Under 30s spent the most on takeaways, £7.60 per week. But before we despair of the nation's health, the amount we spend on alcohol has fallen over the last decade, once the cost of living is allowed for.
There was sobering news in the report for pubs and restaurants.
Households' average weekly spend on booze was less in 2018 - at £8 - compared with 10 years ago, when it stood at £10.90, after adjusting for inflation.
When it comes to buying takeaways, there's a marked difference according to family wealth and age.
Households with the lowest disposable income spent proportionally more on takeaway meals eaten at home, with the poorest 10% spending 19% of their catering services expenditure and the second-poorest spending 22%.
By contrast the richest spent just 8% of their catering services expenditure on takeaways, the lowest proportion across all income groups.
Households in the under-30 age group spent the most on takeaway meals eaten at home at an average £7.80 a week, 19% of their spending on catering services.

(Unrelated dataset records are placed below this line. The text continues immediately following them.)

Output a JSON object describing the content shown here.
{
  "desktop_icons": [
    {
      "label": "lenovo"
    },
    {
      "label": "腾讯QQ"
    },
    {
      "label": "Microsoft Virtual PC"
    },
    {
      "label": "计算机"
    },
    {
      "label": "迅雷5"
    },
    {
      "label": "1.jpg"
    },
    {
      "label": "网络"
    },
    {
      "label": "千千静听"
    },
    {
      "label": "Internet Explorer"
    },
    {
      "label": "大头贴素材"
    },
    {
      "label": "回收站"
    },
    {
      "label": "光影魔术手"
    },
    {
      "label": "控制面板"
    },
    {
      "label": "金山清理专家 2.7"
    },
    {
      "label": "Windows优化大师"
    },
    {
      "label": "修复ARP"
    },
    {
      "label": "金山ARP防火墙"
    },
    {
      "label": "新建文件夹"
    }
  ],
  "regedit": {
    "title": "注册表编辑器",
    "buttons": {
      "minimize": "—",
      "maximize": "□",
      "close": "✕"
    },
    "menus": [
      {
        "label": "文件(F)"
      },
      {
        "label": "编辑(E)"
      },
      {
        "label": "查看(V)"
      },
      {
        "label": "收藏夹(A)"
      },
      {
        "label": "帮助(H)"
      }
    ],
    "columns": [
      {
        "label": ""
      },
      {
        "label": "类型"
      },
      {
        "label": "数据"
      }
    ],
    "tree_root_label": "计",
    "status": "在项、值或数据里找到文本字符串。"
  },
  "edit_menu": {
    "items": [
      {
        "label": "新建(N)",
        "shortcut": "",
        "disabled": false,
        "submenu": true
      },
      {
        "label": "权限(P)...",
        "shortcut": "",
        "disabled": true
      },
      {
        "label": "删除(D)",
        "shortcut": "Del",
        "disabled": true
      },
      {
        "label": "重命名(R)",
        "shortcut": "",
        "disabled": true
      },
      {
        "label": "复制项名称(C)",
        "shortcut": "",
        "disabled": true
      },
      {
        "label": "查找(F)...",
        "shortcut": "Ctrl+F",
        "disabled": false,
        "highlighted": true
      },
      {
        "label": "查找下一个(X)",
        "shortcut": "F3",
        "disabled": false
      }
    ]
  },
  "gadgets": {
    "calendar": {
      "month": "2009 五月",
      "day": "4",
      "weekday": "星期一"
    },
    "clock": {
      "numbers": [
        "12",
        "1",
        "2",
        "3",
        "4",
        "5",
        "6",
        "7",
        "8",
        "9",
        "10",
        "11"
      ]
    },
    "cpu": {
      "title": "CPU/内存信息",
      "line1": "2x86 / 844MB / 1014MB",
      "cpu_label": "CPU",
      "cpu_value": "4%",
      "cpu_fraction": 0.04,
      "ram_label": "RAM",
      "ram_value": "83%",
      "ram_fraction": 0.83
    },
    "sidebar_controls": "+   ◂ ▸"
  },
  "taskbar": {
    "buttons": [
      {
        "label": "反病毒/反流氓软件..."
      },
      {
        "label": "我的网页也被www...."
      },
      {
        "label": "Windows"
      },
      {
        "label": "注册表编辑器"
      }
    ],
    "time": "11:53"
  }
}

Meanwhile households in the over-75 age group spent the most on restaurants and café meals at £11.40 on average per week - 68% of their catering expenditure.
Average weekly household spending was the highest in London and the South East last year, while spending in the North East was the lowest.
In London, households spent an average of £658.30 a week, while in the South East, the figure was £657.50; that was more than £85 a week more than those in the next highest spending region, the South West.
In the North East, the weekly household spending figure was just £457.50, more than £200 less than families spent in the capital.
Scottish households spent an average of £492.20 a week, in Northern Ireland the figure was £488.50, while in Wales it was just £470.40.